#### TASK DETAILS
If a line in the listing below has the string "description", copy it out.

### RECORDS SUPPLIED ###

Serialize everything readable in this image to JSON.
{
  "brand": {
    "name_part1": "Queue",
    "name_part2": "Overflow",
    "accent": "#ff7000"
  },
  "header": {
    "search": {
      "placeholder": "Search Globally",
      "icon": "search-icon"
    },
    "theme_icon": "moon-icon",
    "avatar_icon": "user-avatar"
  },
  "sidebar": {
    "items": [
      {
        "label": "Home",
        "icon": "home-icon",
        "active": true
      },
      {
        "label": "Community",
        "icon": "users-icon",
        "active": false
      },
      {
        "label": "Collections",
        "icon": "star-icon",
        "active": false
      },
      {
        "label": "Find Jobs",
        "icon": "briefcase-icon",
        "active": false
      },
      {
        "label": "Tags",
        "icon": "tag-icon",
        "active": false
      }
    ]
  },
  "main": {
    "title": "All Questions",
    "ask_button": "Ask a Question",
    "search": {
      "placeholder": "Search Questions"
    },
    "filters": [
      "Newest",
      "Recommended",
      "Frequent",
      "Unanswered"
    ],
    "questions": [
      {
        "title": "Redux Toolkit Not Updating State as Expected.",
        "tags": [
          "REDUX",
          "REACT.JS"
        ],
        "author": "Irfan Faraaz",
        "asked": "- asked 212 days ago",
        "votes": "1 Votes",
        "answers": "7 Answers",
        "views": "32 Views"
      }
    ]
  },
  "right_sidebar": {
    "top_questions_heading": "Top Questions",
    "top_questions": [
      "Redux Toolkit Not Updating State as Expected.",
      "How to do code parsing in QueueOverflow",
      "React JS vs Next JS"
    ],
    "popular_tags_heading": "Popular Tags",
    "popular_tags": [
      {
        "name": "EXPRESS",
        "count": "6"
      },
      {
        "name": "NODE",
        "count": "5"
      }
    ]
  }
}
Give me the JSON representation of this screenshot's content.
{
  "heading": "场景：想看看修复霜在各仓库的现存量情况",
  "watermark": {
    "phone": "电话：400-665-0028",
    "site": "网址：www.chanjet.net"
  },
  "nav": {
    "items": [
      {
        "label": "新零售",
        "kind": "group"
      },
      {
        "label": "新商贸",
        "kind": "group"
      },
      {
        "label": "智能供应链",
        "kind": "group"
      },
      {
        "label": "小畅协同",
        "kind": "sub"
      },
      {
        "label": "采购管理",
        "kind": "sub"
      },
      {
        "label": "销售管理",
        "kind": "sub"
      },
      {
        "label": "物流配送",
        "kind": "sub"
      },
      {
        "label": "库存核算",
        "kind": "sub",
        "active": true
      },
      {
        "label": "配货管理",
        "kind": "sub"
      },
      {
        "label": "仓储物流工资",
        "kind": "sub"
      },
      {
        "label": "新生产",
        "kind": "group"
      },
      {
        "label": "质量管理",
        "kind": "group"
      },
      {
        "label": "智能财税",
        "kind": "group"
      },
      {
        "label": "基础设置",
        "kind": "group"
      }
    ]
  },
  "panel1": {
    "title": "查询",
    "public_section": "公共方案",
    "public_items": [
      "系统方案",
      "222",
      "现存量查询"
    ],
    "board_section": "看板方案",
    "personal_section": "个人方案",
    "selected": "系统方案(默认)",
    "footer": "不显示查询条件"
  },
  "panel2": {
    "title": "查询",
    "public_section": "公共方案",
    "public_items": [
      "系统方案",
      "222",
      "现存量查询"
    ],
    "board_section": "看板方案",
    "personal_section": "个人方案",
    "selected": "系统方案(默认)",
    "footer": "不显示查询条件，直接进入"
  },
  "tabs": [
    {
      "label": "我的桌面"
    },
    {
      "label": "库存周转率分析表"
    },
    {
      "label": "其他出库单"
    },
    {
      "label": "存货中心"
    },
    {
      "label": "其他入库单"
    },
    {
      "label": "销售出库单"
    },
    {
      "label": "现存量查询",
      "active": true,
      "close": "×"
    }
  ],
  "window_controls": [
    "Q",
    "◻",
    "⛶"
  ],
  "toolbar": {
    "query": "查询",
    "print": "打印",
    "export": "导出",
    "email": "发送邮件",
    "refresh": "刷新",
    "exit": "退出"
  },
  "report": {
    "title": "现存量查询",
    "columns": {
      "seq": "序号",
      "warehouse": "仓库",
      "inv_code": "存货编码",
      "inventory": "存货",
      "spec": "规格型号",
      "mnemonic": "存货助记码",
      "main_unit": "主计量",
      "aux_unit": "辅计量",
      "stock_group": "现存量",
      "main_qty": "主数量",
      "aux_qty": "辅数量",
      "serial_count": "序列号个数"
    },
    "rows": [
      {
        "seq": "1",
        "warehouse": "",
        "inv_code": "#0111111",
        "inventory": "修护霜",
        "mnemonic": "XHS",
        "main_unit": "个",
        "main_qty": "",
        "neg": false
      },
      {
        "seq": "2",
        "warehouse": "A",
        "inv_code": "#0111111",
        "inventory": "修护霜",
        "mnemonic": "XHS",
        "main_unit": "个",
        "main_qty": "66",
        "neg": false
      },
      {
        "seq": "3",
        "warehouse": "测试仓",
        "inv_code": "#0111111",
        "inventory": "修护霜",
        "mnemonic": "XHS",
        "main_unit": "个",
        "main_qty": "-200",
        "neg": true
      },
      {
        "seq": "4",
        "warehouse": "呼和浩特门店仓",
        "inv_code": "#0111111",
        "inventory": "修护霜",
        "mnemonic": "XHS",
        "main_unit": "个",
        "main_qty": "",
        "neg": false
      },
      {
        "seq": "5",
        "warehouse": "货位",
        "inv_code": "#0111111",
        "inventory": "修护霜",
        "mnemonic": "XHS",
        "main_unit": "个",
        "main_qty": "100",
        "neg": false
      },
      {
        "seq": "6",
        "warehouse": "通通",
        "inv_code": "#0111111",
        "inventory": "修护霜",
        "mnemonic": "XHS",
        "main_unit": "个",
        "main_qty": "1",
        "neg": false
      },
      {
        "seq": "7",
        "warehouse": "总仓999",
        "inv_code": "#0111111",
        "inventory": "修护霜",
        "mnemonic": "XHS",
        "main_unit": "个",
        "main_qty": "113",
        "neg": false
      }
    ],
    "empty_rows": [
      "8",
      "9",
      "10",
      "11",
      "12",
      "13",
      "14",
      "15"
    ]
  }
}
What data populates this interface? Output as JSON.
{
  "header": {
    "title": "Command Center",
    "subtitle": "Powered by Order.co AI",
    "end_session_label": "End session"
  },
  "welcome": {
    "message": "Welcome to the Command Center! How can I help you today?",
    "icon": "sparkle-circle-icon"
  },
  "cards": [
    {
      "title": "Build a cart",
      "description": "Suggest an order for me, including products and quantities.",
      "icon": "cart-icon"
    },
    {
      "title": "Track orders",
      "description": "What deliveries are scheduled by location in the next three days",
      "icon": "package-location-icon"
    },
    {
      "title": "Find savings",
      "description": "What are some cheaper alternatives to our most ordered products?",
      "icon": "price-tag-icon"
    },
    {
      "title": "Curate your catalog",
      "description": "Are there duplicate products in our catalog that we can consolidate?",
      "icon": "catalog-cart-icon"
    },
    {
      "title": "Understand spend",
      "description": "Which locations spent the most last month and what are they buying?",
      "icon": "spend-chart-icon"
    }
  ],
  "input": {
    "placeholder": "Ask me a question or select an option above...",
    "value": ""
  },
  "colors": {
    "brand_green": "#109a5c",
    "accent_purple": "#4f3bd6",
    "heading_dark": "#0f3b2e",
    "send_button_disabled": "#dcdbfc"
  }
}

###

#### ANSWER TO THE PROBLEM
      "description": "Suggest an order for me, including products and quantities.",
      "description": "What deliveries are scheduled by location in the next three days",
      "description": "What are some cheaper alternatives to our most ordered products?",
      "description": "Are there duplicate products in our catalog that we can consolidate?",
      "description": "Which locations spent the most last month and what are they buying?",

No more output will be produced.